Description of the task:
Only the lines containing "manager" should appear in the answer, copied from the listing below.

Source material:
╭──
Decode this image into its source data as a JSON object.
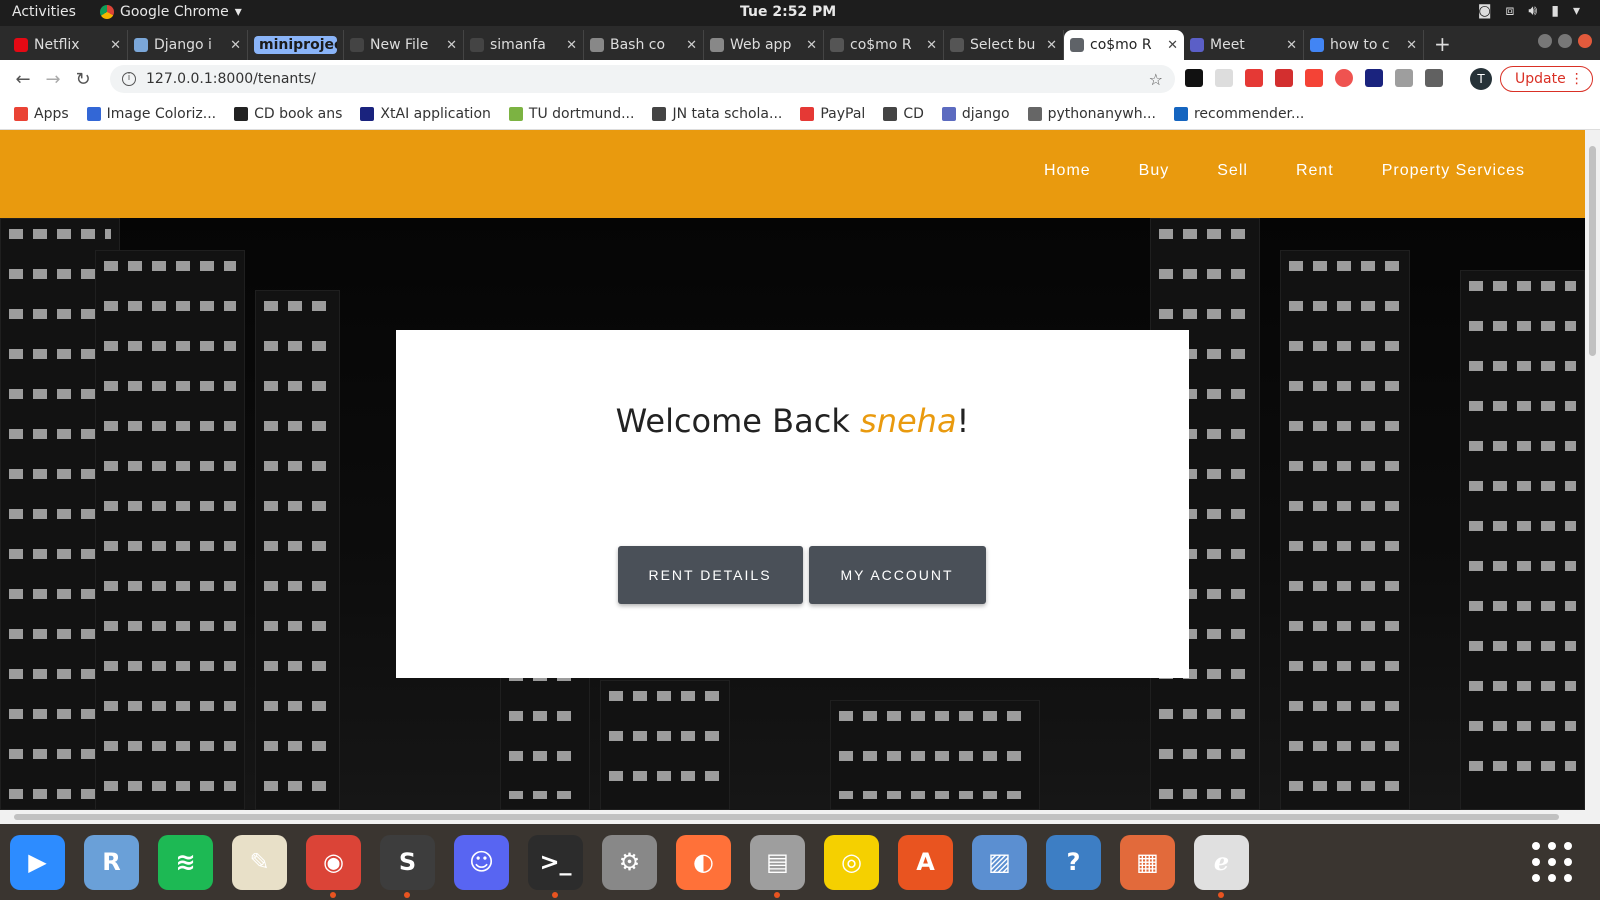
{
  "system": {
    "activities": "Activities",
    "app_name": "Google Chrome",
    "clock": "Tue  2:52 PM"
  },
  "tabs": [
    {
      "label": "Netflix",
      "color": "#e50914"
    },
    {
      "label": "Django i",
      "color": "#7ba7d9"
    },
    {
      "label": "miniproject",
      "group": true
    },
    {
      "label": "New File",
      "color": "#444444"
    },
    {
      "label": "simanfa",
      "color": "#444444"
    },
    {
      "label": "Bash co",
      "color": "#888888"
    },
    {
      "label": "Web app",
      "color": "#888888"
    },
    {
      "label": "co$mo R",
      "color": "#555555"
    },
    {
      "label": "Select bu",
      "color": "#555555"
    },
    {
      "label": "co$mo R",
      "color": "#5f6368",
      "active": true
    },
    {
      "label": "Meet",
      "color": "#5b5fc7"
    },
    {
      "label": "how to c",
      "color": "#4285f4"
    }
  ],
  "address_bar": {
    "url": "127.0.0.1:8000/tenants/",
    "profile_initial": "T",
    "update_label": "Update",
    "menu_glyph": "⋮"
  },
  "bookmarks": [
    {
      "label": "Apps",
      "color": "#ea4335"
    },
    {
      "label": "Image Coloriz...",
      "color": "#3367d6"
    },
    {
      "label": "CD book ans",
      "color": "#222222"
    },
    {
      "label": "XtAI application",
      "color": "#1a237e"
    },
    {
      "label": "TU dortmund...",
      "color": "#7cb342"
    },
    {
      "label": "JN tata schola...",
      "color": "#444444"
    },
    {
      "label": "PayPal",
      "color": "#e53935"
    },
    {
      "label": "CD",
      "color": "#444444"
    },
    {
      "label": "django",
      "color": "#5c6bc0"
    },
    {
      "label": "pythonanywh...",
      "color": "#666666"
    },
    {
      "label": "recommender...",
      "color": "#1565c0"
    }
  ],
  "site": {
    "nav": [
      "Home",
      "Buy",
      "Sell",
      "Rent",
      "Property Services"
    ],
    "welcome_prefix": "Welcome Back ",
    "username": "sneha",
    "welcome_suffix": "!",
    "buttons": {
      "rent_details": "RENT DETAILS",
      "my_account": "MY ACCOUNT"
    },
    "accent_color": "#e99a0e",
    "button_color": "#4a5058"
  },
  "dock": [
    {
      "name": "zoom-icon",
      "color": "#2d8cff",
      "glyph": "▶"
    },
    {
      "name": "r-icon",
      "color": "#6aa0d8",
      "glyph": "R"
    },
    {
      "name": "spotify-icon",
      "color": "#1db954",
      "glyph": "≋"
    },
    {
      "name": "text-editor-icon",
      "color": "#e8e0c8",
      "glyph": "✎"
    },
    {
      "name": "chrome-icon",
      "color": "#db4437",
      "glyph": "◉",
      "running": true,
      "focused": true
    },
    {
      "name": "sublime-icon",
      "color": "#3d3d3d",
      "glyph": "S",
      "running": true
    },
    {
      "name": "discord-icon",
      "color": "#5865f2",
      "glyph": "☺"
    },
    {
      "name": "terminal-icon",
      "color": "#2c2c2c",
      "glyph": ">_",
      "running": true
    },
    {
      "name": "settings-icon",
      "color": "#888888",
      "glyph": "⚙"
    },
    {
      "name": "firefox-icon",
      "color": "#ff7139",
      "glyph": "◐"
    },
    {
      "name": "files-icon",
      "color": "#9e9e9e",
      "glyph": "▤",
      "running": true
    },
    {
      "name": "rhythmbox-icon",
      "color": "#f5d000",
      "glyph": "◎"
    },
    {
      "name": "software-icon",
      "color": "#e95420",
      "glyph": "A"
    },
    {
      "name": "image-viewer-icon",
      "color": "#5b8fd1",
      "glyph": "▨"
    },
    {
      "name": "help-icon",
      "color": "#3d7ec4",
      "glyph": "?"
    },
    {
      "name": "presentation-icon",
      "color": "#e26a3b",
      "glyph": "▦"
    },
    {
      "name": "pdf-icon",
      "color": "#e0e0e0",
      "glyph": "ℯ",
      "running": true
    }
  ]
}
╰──
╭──
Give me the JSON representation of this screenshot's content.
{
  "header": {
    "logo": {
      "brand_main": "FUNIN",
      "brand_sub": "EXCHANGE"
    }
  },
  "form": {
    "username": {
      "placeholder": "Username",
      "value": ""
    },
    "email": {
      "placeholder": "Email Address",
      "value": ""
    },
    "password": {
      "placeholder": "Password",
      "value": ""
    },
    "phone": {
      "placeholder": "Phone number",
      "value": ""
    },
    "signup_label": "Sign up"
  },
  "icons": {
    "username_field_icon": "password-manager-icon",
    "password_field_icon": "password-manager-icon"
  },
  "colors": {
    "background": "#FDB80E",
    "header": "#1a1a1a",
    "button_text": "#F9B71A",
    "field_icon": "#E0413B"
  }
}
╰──
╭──
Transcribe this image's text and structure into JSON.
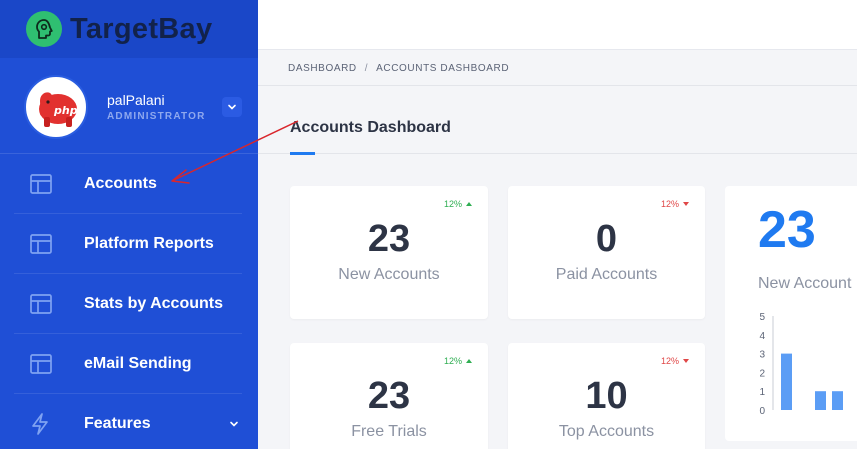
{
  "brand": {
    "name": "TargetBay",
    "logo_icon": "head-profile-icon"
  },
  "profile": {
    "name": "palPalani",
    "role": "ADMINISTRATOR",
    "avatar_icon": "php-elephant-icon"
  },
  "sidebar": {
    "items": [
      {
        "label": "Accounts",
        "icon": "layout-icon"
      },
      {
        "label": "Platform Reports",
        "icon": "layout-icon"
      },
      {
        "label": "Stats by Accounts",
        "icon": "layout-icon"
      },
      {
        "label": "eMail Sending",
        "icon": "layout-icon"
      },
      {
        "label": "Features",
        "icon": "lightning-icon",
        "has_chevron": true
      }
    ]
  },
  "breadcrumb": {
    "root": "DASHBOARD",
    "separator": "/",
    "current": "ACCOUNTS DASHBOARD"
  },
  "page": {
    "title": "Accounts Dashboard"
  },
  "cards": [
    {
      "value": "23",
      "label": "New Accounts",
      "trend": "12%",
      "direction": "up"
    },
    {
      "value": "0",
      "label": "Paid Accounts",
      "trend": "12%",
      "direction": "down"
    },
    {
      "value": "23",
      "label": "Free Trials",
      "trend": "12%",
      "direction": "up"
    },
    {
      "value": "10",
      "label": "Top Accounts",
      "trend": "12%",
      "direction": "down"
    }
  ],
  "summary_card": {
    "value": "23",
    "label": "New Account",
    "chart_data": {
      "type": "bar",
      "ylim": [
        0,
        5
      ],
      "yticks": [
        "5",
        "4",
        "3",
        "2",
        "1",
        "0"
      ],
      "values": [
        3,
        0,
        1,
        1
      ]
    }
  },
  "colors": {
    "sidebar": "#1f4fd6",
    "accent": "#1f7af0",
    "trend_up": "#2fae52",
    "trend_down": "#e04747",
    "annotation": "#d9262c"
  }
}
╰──
Response:
    "username_field_icon": "password-manager-icon",
    "password_field_icon": "password-manager-icon"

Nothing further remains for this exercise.